▸ What to produce
Reading the data below, count the lines that carry the string "this". Give nothing but the count.

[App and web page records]
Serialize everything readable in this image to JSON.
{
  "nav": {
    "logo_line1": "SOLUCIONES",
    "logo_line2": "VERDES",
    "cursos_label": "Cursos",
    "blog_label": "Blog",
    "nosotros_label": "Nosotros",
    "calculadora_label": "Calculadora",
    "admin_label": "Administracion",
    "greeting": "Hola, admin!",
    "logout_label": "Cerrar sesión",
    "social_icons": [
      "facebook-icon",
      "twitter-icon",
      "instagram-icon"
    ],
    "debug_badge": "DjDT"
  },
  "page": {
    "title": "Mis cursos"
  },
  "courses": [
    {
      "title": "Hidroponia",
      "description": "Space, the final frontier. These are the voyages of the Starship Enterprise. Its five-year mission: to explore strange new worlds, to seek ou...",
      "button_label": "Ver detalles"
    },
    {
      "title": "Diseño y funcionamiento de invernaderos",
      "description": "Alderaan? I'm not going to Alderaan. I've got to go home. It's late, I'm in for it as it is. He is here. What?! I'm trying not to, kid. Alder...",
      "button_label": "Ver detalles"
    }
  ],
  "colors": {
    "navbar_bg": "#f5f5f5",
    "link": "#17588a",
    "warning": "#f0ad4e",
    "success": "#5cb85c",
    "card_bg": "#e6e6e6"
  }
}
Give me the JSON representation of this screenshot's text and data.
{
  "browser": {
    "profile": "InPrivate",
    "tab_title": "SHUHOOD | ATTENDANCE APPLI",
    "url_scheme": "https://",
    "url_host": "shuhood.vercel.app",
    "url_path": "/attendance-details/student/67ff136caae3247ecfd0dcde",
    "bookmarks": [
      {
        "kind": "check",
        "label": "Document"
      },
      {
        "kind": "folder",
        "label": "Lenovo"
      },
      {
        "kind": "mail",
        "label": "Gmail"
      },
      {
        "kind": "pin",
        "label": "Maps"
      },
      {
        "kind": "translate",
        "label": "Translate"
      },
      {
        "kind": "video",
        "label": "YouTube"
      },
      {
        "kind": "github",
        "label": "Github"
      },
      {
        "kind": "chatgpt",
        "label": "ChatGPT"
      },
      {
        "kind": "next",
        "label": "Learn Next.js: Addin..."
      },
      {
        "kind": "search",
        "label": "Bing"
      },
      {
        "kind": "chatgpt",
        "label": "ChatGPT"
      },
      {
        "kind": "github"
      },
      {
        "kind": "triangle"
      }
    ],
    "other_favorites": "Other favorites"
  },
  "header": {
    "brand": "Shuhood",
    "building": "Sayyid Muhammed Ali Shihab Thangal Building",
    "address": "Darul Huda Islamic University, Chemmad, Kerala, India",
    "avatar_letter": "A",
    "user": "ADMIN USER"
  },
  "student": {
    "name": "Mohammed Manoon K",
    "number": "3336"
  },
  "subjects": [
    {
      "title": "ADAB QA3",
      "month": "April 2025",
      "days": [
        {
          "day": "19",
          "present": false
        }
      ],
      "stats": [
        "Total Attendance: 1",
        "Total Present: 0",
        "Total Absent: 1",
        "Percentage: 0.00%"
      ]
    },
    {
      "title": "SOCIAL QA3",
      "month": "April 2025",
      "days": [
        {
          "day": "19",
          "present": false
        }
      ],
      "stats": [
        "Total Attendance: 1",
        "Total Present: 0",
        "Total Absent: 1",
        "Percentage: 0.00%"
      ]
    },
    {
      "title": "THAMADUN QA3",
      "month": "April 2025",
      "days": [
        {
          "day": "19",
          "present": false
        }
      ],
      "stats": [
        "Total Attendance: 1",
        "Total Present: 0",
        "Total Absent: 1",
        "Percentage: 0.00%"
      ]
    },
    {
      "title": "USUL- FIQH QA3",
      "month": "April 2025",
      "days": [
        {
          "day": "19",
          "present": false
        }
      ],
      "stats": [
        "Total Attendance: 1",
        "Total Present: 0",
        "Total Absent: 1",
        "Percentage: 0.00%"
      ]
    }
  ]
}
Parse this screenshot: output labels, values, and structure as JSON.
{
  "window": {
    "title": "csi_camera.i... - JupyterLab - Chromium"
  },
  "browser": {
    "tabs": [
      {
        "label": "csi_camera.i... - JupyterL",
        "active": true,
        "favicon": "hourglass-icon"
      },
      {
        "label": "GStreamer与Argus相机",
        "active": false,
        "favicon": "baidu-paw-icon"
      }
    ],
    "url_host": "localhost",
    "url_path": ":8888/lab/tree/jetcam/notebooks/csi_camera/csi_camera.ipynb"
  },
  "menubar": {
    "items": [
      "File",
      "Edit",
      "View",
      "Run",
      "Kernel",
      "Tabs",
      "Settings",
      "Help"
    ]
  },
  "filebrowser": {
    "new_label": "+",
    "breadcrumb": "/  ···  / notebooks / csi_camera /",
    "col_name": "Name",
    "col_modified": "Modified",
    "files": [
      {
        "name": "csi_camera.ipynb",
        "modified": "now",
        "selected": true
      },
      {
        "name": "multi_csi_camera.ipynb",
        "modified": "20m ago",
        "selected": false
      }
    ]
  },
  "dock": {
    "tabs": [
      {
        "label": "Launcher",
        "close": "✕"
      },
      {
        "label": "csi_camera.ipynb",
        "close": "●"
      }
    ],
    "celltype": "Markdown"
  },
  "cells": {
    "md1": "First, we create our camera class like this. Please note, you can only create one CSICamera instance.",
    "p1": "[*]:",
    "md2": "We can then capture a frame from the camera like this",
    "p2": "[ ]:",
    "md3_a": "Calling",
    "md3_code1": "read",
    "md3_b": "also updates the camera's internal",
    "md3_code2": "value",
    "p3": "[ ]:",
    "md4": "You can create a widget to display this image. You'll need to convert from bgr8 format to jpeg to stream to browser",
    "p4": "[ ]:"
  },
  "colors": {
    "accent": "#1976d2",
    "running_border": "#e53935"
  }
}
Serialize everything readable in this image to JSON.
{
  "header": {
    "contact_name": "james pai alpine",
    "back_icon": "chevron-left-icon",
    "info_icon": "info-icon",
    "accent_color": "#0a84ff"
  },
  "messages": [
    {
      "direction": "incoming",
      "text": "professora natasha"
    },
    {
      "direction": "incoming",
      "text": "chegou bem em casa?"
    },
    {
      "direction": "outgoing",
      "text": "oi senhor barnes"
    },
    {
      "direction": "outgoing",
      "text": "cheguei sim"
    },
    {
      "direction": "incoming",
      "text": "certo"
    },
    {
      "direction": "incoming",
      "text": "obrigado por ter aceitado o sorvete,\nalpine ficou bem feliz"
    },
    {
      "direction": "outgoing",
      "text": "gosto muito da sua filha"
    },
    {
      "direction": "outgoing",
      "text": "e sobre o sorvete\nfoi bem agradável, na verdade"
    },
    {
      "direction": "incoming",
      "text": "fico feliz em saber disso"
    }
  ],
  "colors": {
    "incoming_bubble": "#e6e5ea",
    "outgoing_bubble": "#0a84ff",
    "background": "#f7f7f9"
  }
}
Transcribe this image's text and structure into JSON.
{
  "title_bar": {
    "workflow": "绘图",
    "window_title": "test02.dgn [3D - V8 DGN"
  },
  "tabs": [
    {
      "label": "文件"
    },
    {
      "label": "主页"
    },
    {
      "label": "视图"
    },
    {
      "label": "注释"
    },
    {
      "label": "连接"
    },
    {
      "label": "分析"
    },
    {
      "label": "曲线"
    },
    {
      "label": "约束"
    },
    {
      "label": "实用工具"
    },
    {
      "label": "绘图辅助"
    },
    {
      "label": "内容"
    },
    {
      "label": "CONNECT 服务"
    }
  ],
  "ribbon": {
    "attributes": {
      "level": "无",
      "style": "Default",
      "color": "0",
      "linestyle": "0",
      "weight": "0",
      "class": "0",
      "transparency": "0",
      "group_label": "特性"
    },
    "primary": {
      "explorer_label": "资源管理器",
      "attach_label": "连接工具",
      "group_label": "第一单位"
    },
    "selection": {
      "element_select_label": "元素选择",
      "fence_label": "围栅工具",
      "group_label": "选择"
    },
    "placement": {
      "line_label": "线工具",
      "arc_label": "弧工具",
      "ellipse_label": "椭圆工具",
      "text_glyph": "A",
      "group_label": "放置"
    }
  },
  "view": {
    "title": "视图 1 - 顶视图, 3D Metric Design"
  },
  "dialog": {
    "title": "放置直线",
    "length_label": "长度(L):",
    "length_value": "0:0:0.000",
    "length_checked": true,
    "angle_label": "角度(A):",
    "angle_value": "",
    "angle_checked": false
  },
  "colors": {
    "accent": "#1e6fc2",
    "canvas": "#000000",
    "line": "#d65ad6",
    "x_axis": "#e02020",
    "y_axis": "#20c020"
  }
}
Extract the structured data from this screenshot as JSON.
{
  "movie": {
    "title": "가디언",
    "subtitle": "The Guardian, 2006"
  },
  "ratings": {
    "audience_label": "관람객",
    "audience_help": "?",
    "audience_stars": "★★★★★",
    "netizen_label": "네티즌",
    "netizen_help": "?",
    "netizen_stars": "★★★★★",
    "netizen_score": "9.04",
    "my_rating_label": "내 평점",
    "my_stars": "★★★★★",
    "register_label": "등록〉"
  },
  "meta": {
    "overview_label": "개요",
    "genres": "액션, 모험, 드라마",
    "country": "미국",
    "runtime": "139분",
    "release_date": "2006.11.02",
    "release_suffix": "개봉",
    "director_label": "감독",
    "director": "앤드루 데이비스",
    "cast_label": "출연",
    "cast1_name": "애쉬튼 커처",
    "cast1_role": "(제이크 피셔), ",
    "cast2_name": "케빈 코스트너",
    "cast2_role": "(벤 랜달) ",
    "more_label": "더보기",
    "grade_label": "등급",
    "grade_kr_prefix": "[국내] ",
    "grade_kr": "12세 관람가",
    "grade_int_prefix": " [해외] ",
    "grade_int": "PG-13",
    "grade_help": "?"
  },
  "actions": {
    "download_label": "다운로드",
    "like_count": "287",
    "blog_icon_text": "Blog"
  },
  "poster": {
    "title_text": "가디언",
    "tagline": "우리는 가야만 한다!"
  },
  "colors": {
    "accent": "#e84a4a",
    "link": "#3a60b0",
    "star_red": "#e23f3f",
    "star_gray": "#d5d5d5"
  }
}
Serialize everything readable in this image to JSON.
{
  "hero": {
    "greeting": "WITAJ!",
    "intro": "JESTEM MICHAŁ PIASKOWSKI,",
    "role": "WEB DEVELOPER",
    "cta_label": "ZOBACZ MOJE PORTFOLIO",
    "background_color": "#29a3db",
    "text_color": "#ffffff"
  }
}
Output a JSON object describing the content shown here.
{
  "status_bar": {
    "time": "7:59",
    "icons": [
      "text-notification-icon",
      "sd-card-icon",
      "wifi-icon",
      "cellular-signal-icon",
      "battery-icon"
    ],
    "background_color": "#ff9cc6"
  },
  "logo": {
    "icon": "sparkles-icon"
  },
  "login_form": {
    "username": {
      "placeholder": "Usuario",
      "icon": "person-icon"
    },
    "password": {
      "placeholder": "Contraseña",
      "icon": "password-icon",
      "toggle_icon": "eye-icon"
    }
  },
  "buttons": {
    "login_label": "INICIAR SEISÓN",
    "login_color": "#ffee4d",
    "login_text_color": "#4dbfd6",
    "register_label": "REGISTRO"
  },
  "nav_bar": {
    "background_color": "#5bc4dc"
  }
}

▸ Task output
10